And so, Karamanlis would arrive in Thessaloniki, where locals, like in many parts of Greece, will complain that the government has overlooked them when it comes to developing infrastructure and creating jobs. A glimpse of the construction of the northern city’s metro system after years of delays and false starts might raise Karamanlis’s spirits but his constituency is here, he will be aware that this alone will not transform Thessaloniki.

As he passes the picturesque headquarters of the local prefecture, the prime minister might reflect on the fact that his party’s most prominent representative in the northern city, the quick witted, media hungry but devoid of substance Prefect Panayiotis Psomiadis, is the type of politician that New Democracy and Greece could do without. Karamanlis’s inability to attract more capable people into his government may be something that he will soon regret.

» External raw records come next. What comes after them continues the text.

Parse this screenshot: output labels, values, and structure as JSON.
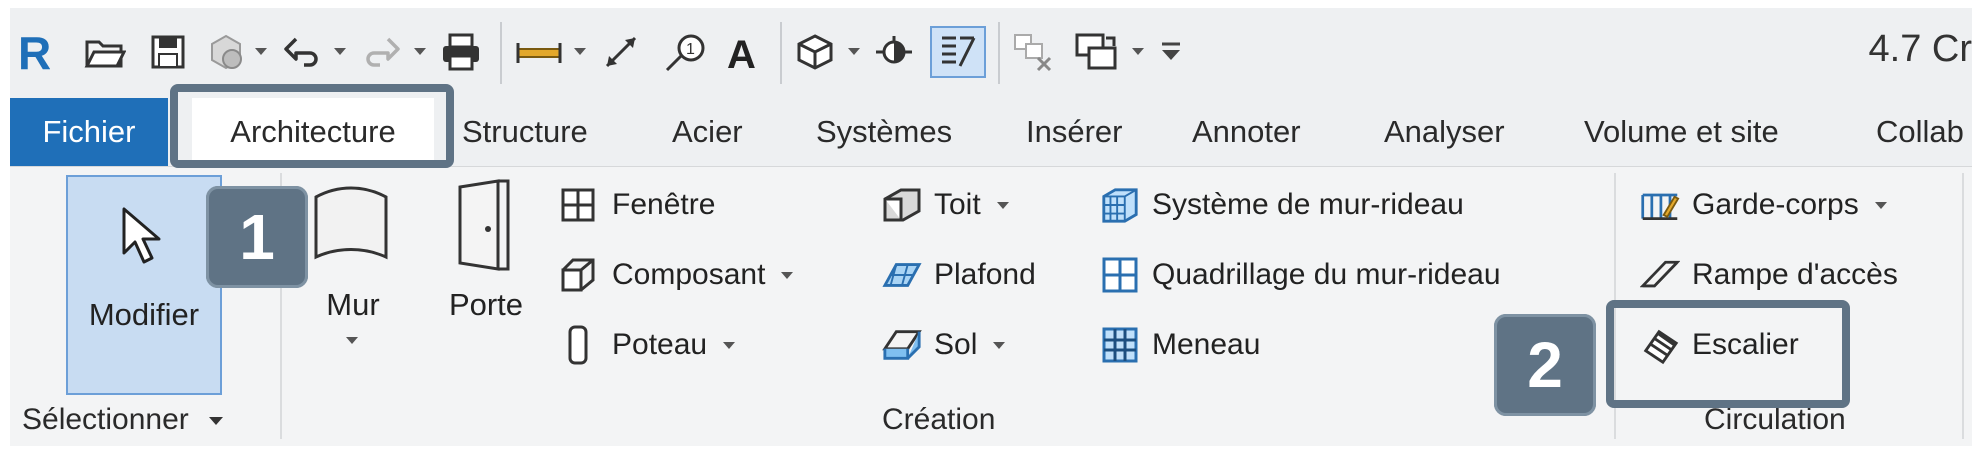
{
  "app": {
    "title_fragment": "4.7 Cr"
  },
  "qat": {
    "icons": [
      "revit-logo-icon",
      "open-folder-icon",
      "save-icon",
      "sync-icon",
      "undo-icon",
      "redo-icon",
      "print-icon",
      "measure-icon",
      "aligned-dimension-icon",
      "tag-icon",
      "text-icon",
      "3d-view-icon",
      "section-icon",
      "thin-lines-icon",
      "close-hidden-windows-icon",
      "switch-windows-icon",
      "customize-qat-icon"
    ]
  },
  "tabs": {
    "file": "Fichier",
    "items": [
      "Architecture",
      "Structure",
      "Acier",
      "Systèmes",
      "Insérer",
      "Annoter",
      "Analyser",
      "Volume et site",
      "Collab"
    ]
  },
  "ribbon": {
    "select_panel": {
      "modify": "Modifier",
      "label": "Sélectionner"
    },
    "build_panel": {
      "wall": "Mur",
      "door": "Porte",
      "window": "Fenêtre",
      "component": "Composant",
      "column": "Poteau",
      "roof": "Toit",
      "ceiling": "Plafond",
      "floor": "Sol",
      "curtain_system": "Système de mur-rideau",
      "curtain_grid": "Quadrillage du mur-rideau",
      "mullion": "Meneau",
      "label": "Création"
    },
    "circulation_panel": {
      "railing": "Garde-corps",
      "ramp": "Rampe d'accès",
      "stair": "Escalier",
      "label": "Circulation"
    }
  },
  "callouts": {
    "step1": "1",
    "step2": "2"
  },
  "colors": {
    "file_tab": "#1f6fb8",
    "callout": "#5f7385",
    "modify_bg": "#c8dcf2"
  }
}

To reach Thessaloniki, Karamanlis would have traveled on an ever expanding network of national roads. He could perhaps reflect with some pride on the grand public works projects taking place the length of the country. Maybe this is evidence of the progressive Greece, the country that is resistant to economic downturns, impervious to naysayers and blessed with professionals that can get the job done. But then maybe he will reflect again and wonder whether, with the clock ticking on his government’s time in office, a series of construction projects overseen by Souflias is the legacy that New Democracy wants to leave behind.

Unless, the prime minister can come up with some new and convincing ideas very quickly, he will only have kilometer after kilometer of smooth asphalt to look upon as one of his government’s few achievements in more than half a decade of running this country.

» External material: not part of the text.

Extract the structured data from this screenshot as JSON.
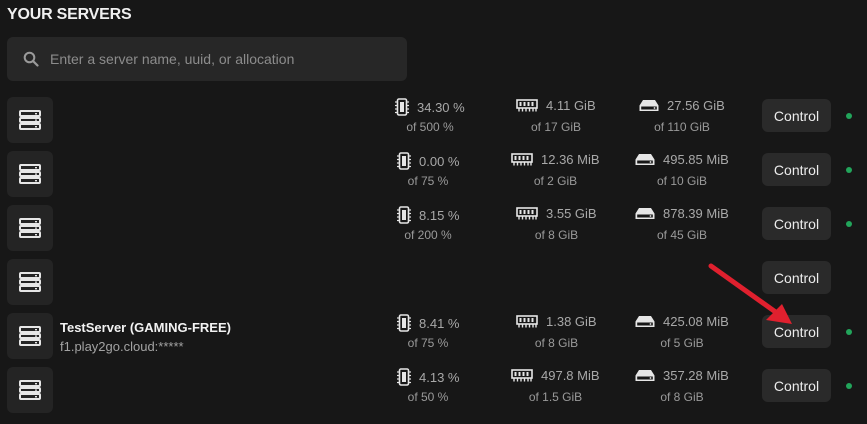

Maybe he would be better off flying to Thessaloniki after all.

This commentary was written by Nick Malkoutzis and first appeared in Athens Plus on September 4, 2009.